Capital Not Playing Favorites With Chicago Office
Investor interest in Chicago office runs the gamut from the top trophy Class-A buildings to value-add plays and residential/hotel conversions, according to our investment experts at Bisnow’s Chicago State of Office event last week, held at the Chicago Board of Trade Building (recently redone by GlenStar Properties and USAA Real Estate Co). CohnReznick partner Jason Burian moderated, grilling panelists on the recent foreign capital influx, development prospects, how Millennials affect office trades, and which neighborhoods are coming out on top.
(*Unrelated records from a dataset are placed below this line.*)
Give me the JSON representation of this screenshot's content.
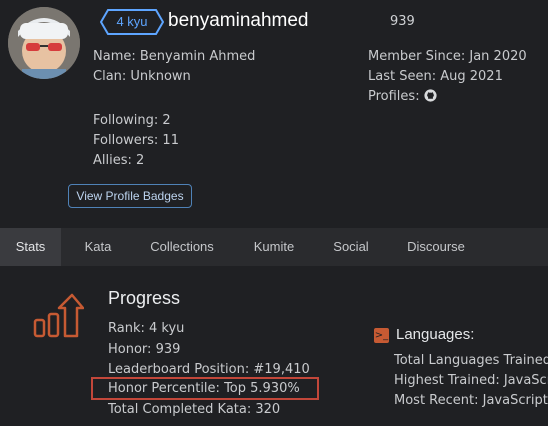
{
  "profile": {
    "rank_badge": "4 kyu",
    "username": "benyaminahmed",
    "honor": "939",
    "name_label": "Name:",
    "name_value": "Benyamin Ahmed",
    "clan_label": "Clan:",
    "clan_value": "Unknown",
    "member_since_label": "Member Since:",
    "member_since_value": "Jan 2020",
    "last_seen_label": "Last Seen:",
    "last_seen_value": "Aug 2021",
    "profiles_label": "Profiles:",
    "profiles_icon": "github-icon",
    "following_label": "Following:",
    "following_value": "2",
    "followers_label": "Followers:",
    "followers_value": "11",
    "allies_label": "Allies:",
    "allies_value": "2",
    "badges_button": "View Profile Badges"
  },
  "tabs": [
    {
      "label": "Stats",
      "active": true
    },
    {
      "label": "Kata"
    },
    {
      "label": "Collections"
    },
    {
      "label": "Kumite"
    },
    {
      "label": "Social"
    },
    {
      "label": "Discourse"
    }
  ],
  "progress": {
    "title": "Progress",
    "rank_label": "Rank:",
    "rank_value": "4 kyu",
    "honor_label": "Honor:",
    "honor_value": "939",
    "leaderboard_label": "Leaderboard Position:",
    "leaderboard_value": "#19,410",
    "percentile_label": "Honor Percentile:",
    "percentile_value": "Top 5.930%",
    "completed_label": "Total Completed Kata:",
    "completed_value": "320"
  },
  "languages": {
    "title": "Languages:",
    "total_label": "Total Languages Trained:",
    "highest_label": "Highest Trained:",
    "highest_value": "JavaScript",
    "recent_label": "Most Recent:",
    "recent_value": "JavaScript"
  },
  "colors": {
    "background": "#1f2023",
    "accent_blue": "#5ea5ff",
    "highlight_red": "#c3473a",
    "progress_icon": "#c65a33"
  }
}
GlenStar Properties principal Rand Diamond was our host (check out more snaps of our event and the CBOT building’s makeover here). Office vacancies in the East and Central Loop are coming down (and investor interest going up) as a result of Class-B and -C office buildings being converted to residential (in the East Loop) and hotel (in the Central Loop), like GlenStar's 400k SF conversion of the upper floors of 55 E Monroe to residential condos, Rand says. This reduction in inventory and increased demand from tenants looking for larger floor plates, more flexible lease terms and amenity-rich buildings have made the Central and East Loop attractive alternatives to the more expensive West Loop, he says.
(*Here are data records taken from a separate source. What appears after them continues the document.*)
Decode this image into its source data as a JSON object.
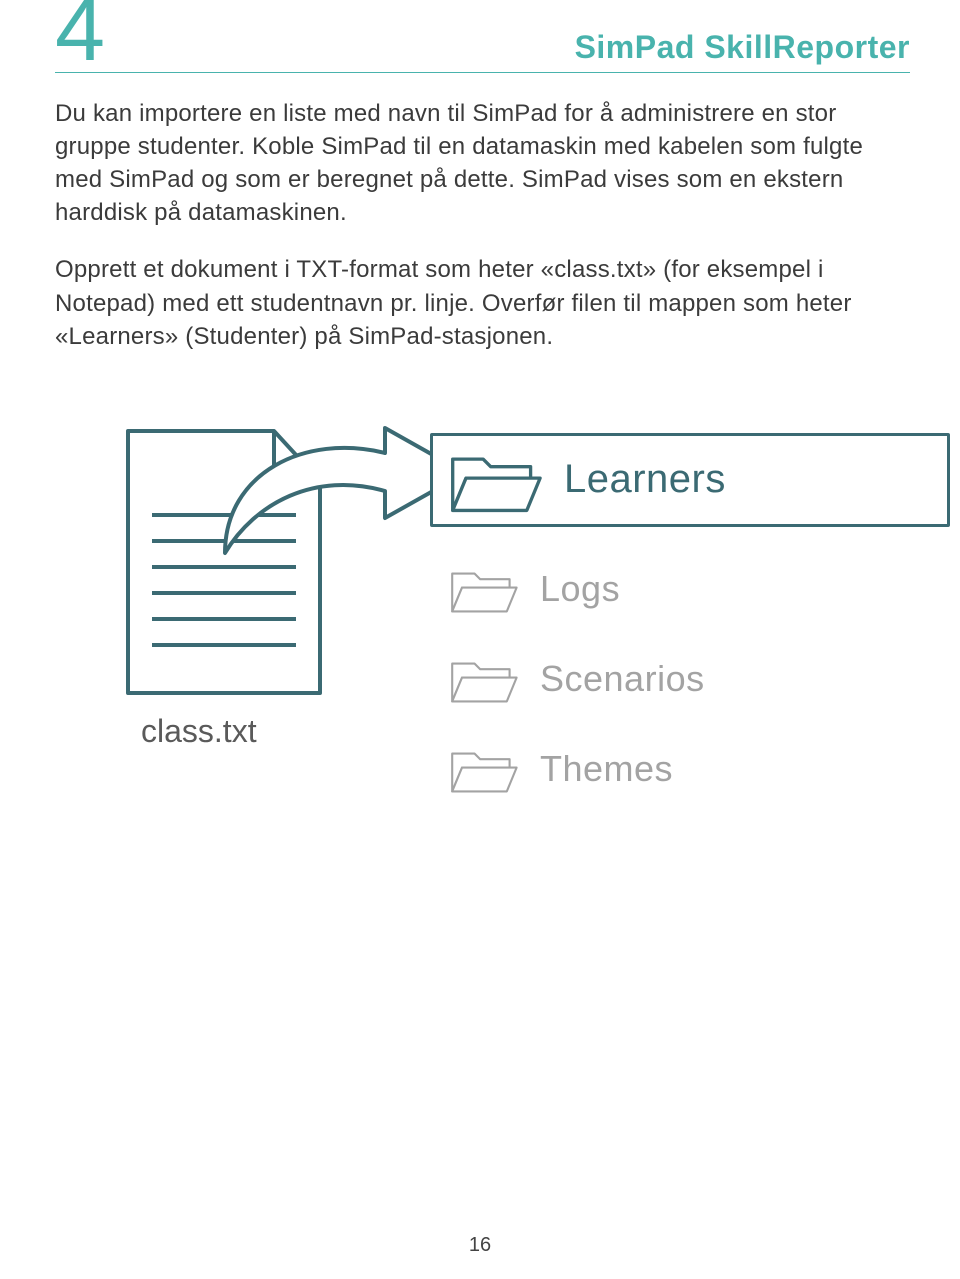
{
  "header": {
    "section_number": "4",
    "product_title": "SimPad SkillReporter"
  },
  "paragraphs": {
    "p1": "Du kan importere en liste med navn til SimPad for å administrere en stor gruppe studenter. Koble SimPad til en datamaskin med kabelen som fulgte med SimPad og som er beregnet på dette. SimPad vises som en ekstern harddisk på datamaskinen.",
    "p2": "Opprett et dokument i TXT-format som heter «class.txt» (for eksempel i Notepad) med ett studentnavn pr. linje. Overfør filen til mappen som heter «Learners» (Studenter) på SimPad-stasjonen."
  },
  "diagram": {
    "file_label": "class.txt",
    "folders": [
      {
        "label": "Learners",
        "selected": true
      },
      {
        "label": "Logs",
        "selected": false
      },
      {
        "label": "Scenarios",
        "selected": false
      },
      {
        "label": "Themes",
        "selected": false
      }
    ]
  },
  "page_number": "16",
  "colors": {
    "accent": "#49b3ad",
    "dark_teal": "#3b6a73",
    "muted": "#a3a3a3"
  }
}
Buyers ranging from domestic pension funds to offshore investors like Chicago because you can buy similar top notch product to the coasts at a healthy yield premium (think a 5.5% cap rate versus 5%), JLL international director of capital markets Bruce Miller says. And strong fundamentals have the value-add players feeling more comfortable taking a risk on vacancies. About $3.4B in downtown office sales last year (well above the 20-year average of $2B) has been aided by limited new supply, and we’re just seeing the tip of the iceberg in terms of foreign capital inflow (better start brushing up on your Mandarin), Bruce says.
Core deals have become so compressed that some investors are now taking a preferred equity piece in core-plus or light value-add deals to achieve a similar risk premium and yield, Zeller Realty Group (ZRG) CIO and principal Ari Glass says. Active on Michigan Avenue for 18 years and owner of 401 N Michigan for 12 years, ZRG is excited to see the market catching up, with their Wrigley reno, 360 N Michigan’s conversion, and Wirtz’s investment in 333 N Michigan, Ari says. He’s getting acclimated to the West Loop with the firm’s latest buy, 311 S Wacker, and is interested to see how far projects like 1K Fulton pull office’s center of gravity within the Loop.
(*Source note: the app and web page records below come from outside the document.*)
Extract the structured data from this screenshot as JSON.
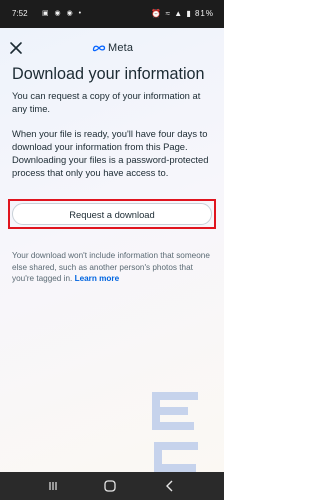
{
  "status_bar": {
    "time": "7:52",
    "battery": "81%"
  },
  "header": {
    "brand": "Meta"
  },
  "title": "Download your information",
  "intro": "You can request a copy of your information at any time.",
  "description": "When your file is ready, you'll have four days to download your information from this Page. Downloading your files is a password-protected process that only you have access to.",
  "request_button": "Request a download",
  "note": {
    "text": "Your download won't include information that someone else shared, such as another person's photos that you're tagged in.",
    "link": "Learn more"
  },
  "colors": {
    "highlight": "#e0141e",
    "link": "#0064e0",
    "text": "#1c2b33"
  }
}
Tishman Speyer managing director Patrick Kearney says the firm is focused on updating its older assets to speak to Millennial and tech sensibilities, while keeping more traditional law and financial services firms comfortable. The key is a beefed up amenity package similar to residential, he tells us. (You want Millennials? Two words: dogs and bikes.) He’s seeing deals trade for above ’06 and ’07 prices and predicts significant absorption in the next couple years as the economy adds jobs, tech booms, and other tenants rightsize. Downtown population growth has boded well for West Loop office owners, as prime office development sites west of the river get gobbled up by apartment developers, Patrick says.